Across the entries below, determine how many lines include the word "icon". State only the resulting number.

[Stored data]

--------------------------------

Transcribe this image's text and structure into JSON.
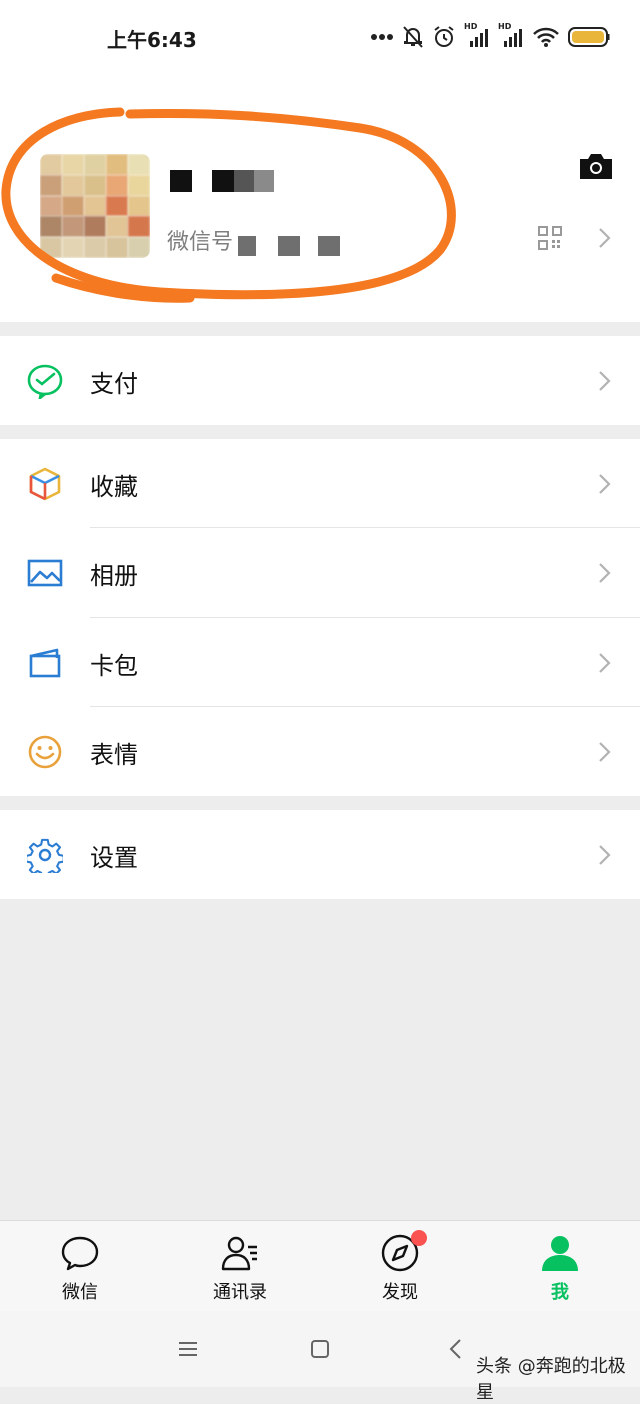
{
  "status_bar": {
    "time": "上午6:43",
    "hd1": "HD",
    "hd2": "HD"
  },
  "profile": {
    "wxid_label": "微信号",
    "avatar_colors": [
      "#e2cba0",
      "#e8d6a6",
      "#e0d1a2",
      "#e1be7f",
      "#e8dfb4",
      "#caa07a",
      "#e2c89a",
      "#d9c08b",
      "#e8a774",
      "#e9d69d",
      "#d5a887",
      "#cf9f72",
      "#e3c493",
      "#d9794f",
      "#e4c58c",
      "#ac8666",
      "#c2977a",
      "#b07c5e",
      "#e1c596",
      "#d5774d",
      "#d9c7a3",
      "#e3d5b3",
      "#dccba8",
      "#d8c49c",
      "#d8cfae"
    ]
  },
  "menu": {
    "pay": {
      "label": "支付",
      "icon": "pay-icon"
    },
    "favorites": {
      "label": "收藏",
      "icon": "cube-icon"
    },
    "album": {
      "label": "相册",
      "icon": "image-icon"
    },
    "cards": {
      "label": "卡包",
      "icon": "wallet-icon"
    },
    "stickers": {
      "label": "表情",
      "icon": "smile-icon"
    },
    "settings": {
      "label": "设置",
      "icon": "gear-icon"
    }
  },
  "tabbar": {
    "tabs": [
      {
        "label": "微信",
        "icon": "chat-icon",
        "active": false
      },
      {
        "label": "通讯录",
        "icon": "contacts-icon",
        "active": false
      },
      {
        "label": "发现",
        "icon": "compass-icon",
        "active": false,
        "badge": true
      },
      {
        "label": "我",
        "icon": "person-icon",
        "active": true
      }
    ]
  },
  "colors": {
    "accent": "#07c160",
    "badge": "#fa5151",
    "annotation": "#f47920",
    "background": "#ededed"
  },
  "watermark": "头条 @奔跑的北极星"
}
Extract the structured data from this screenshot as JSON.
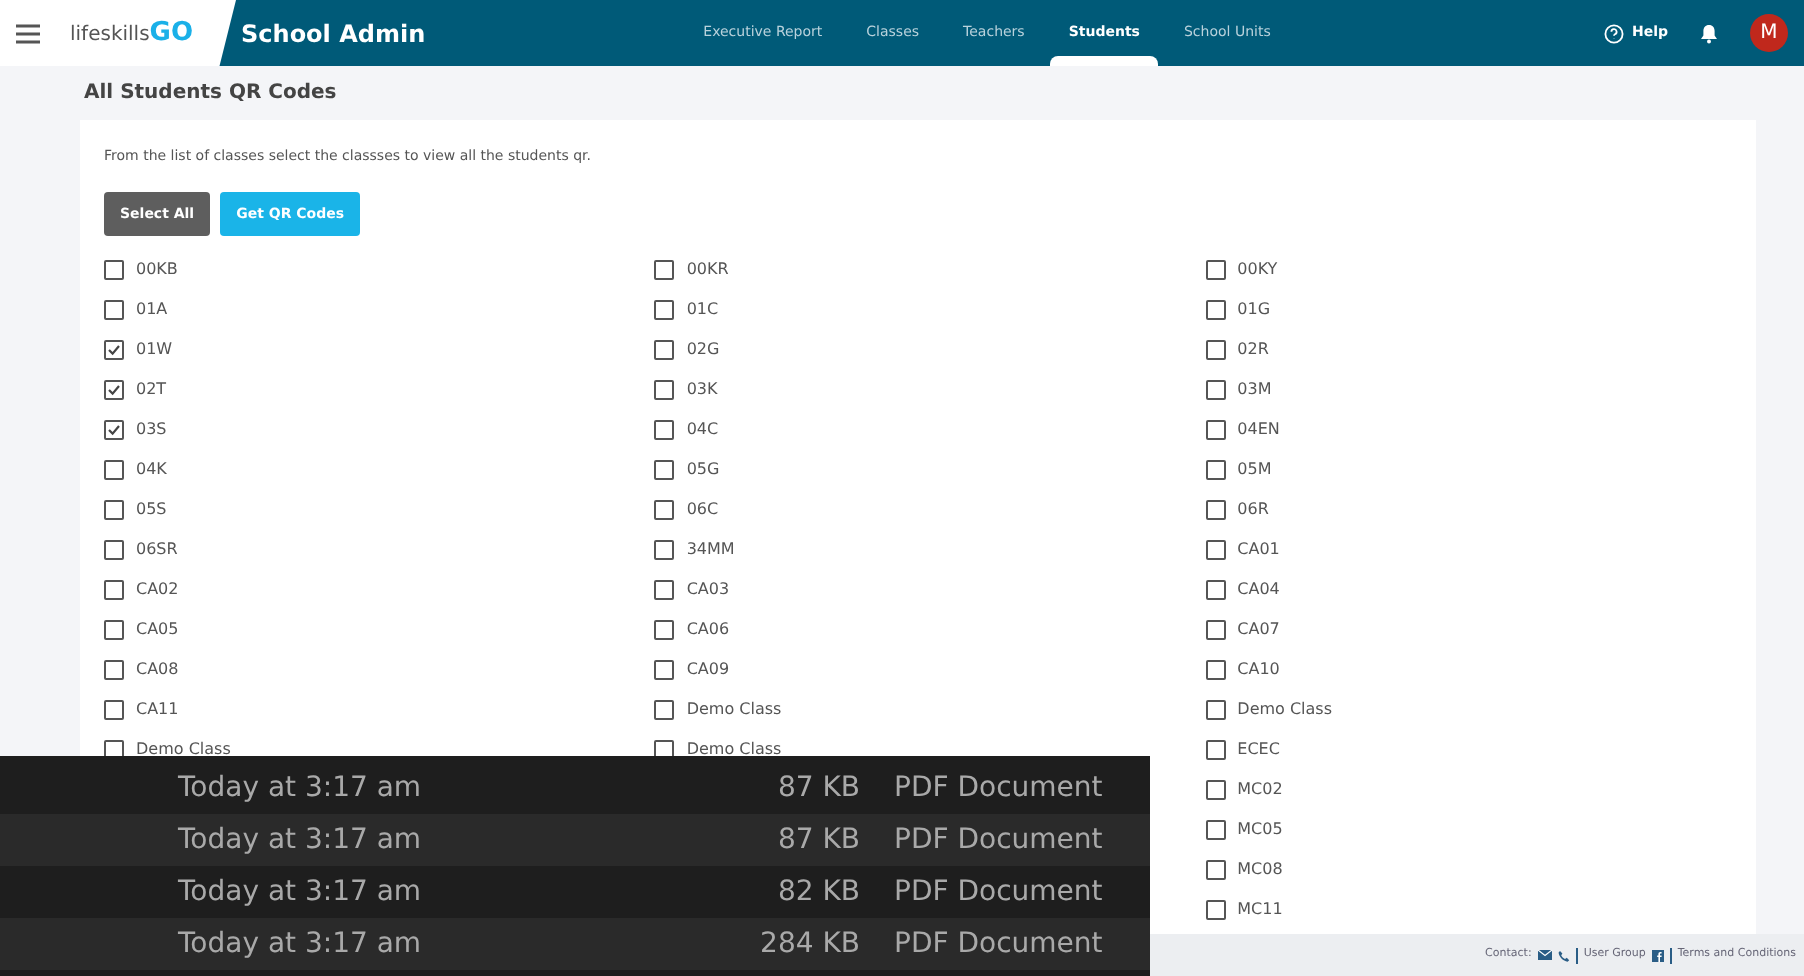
{
  "navbar": {
    "brand_light": "lifeskills",
    "brand_bold": "GO",
    "section": "School Admin",
    "tabs": [
      {
        "label": "Executive Report",
        "selected": false
      },
      {
        "label": "Classes",
        "selected": false
      },
      {
        "label": "Teachers",
        "selected": false
      },
      {
        "label": "Students",
        "selected": true
      },
      {
        "label": "School Units",
        "selected": false
      }
    ],
    "help": "Help",
    "avatar": "M"
  },
  "page_title": "All Students QR Codes",
  "instructions": "From the list of classes select the classses to view all the students qr.",
  "buttons": [
    "Select All",
    "Get QR Codes"
  ],
  "class_columns": [
    [
      {
        "label": "00KB",
        "checked": false
      },
      {
        "label": "01A",
        "checked": false
      },
      {
        "label": "01W",
        "checked": true
      },
      {
        "label": "02T",
        "checked": true
      },
      {
        "label": "03S",
        "checked": true
      },
      {
        "label": "04K",
        "checked": false
      },
      {
        "label": "05S",
        "checked": false
      },
      {
        "label": "06SR",
        "checked": false
      },
      {
        "label": "CA02",
        "checked": false
      },
      {
        "label": "CA05",
        "checked": false
      },
      {
        "label": "CA08",
        "checked": false
      },
      {
        "label": "CA11",
        "checked": false
      },
      {
        "label": "Demo Class",
        "checked": false
      }
    ],
    [
      {
        "label": "00KR",
        "checked": false
      },
      {
        "label": "01C",
        "checked": false
      },
      {
        "label": "02G",
        "checked": false
      },
      {
        "label": "03K",
        "checked": false
      },
      {
        "label": "04C",
        "checked": false
      },
      {
        "label": "05G",
        "checked": false
      },
      {
        "label": "06C",
        "checked": false
      },
      {
        "label": "34MM",
        "checked": false
      },
      {
        "label": "CA03",
        "checked": false
      },
      {
        "label": "CA06",
        "checked": false
      },
      {
        "label": "CA09",
        "checked": false
      },
      {
        "label": "Demo Class",
        "checked": false
      },
      {
        "label": "Demo Class",
        "checked": false
      }
    ],
    [
      {
        "label": "00KY",
        "checked": false
      },
      {
        "label": "01G",
        "checked": false
      },
      {
        "label": "02R",
        "checked": false
      },
      {
        "label": "03M",
        "checked": false
      },
      {
        "label": "04EN",
        "checked": false
      },
      {
        "label": "05M",
        "checked": false
      },
      {
        "label": "06R",
        "checked": false
      },
      {
        "label": "CA01",
        "checked": false
      },
      {
        "label": "CA04",
        "checked": false
      },
      {
        "label": "CA07",
        "checked": false
      },
      {
        "label": "CA10",
        "checked": false
      },
      {
        "label": "Demo Class",
        "checked": false
      },
      {
        "label": "ECEC",
        "checked": false
      },
      {
        "label": "MC02",
        "checked": false
      },
      {
        "label": "MC05",
        "checked": false
      },
      {
        "label": "MC08",
        "checked": false
      },
      {
        "label": "MC11",
        "checked": false
      }
    ]
  ],
  "footer": {
    "contact": "Contact:",
    "user_group": "User Group",
    "terms": "Terms and Conditions"
  },
  "file_list": [
    {
      "date": "Today at 3:17 am",
      "size": "87 KB",
      "kind": "PDF Document"
    },
    {
      "date": "Today at 3:17 am",
      "size": "87 KB",
      "kind": "PDF Document"
    },
    {
      "date": "Today at 3:17 am",
      "size": "82 KB",
      "kind": "PDF Document"
    },
    {
      "date": "Today at 3:17 am",
      "size": "284 KB",
      "kind": "PDF Document"
    }
  ]
}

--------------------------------

WRITTEN ANSWER:
10